He never really thought it would come to this. His oldest daughter (one had died as a young child, so now she was his oldest) was leaving home. Not just leaving home, leaving her comfortable home in middle Tennessee, but really leaving! Going to Africa, maybe never to come home. And as a father, he was worried and a bit scared. So, as she left, he wrote her a letter.
Micajah Thomas Cooper was born in 1806 in Rowan County, North Carolina. His family moved to first Cannon County, then Rutherford County, Tennessee by about 1810. They settled in the Woodbury area and then moved south into Rutherford County. In 1829, Micajah married Sarah A. “Sallie” Vincent in Rutherford County. They had twelve children together and lost at least three of the twelve as children. Micajah was a fairly successful farmer. He bought land in Rutherford County, in the Bell Buckle area and grew to have a farm valued at $8000 in 1860, with personal property valued at $15000.
Micajah and Sallie’s daughter, Elizabeth “Bettie” Cooper, was born in 1834. By the fall of 1855 and spring of 1856, she had become quite attached to student at the Union College in nearby Murfreesboro, Tennessee. He was studying to be a preacher, a Baptist preacher. He wanted to share the Gospel not only to the people of middle Tennessee, but across the globe. This student, Jeremiah H. Cason, wanted to be a missionary in the foreign service. And Bettie wanted to serve with him, wherever that service would take him.
Micajah and Sallie raised Bettie to be a devout Christian, but this was never what they saw as her future! The wife of a preacher? A missionary? And Africa? What kind of dangers would she face there? Was this anywhere for a nice Tennessee girl to be?

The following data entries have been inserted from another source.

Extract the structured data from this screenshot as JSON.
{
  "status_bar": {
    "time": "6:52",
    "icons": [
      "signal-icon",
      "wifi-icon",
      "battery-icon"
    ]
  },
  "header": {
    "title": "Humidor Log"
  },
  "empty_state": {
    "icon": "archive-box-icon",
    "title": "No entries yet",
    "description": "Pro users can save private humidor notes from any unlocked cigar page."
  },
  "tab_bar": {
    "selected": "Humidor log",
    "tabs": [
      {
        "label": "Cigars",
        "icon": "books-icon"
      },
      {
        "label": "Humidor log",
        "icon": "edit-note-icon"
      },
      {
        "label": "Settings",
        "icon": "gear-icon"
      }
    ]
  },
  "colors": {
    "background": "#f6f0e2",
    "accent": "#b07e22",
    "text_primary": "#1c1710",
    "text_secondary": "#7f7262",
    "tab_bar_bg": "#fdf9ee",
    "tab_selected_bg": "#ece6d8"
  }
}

Bettie and Jere married in July 1856 and by September that year, they boarded a sailing ship for the Yoruba County of Africa (today’s Nigeria). Not knowing whether he would ever see his daughter again, Micajah took pen to paper and wrote them a letter, hoping it would find them before they sailed. In it, he sent them on their way with his blessing, but with more than a little sadness and trepidation.
At Home Aug 10th 1856
My heart was very much gladdened on the reception of your short letter from Augusta and again by a similar one from Richmond. I hasten to write you a few lines which will have to be consise[sic] – first I would say we have tryed[sic] to submit to your departure with all the fortitude we are capable and am happy to say your mother has bore it better than I could have expected – but not a day has passed that she has not alluded to you – but I busy her up the best I can and mention the importance of your mission and the consciousness you feel – that you are discharging a duty to that God who willeth not that any should perish but that all should have eternal life. This reflection is gratifying but you know how human nature is such that it is hard for us to be willing to be separated from children who would afford us so many pleasures along the journey of life – but enough on this subject – we are all in good health and attending the Garrison Camp Meeting.
Bettie and Jere stayed in Yoruba for about a year, but that’s a story for a different day.
Micajah and Sallie died. She in 1864 and he in 1874 during a visit to a daughter in Kentucky. Both are buried right in front of the New Hope Baptist Church, in Fairfield, Bedford County, Tennessee.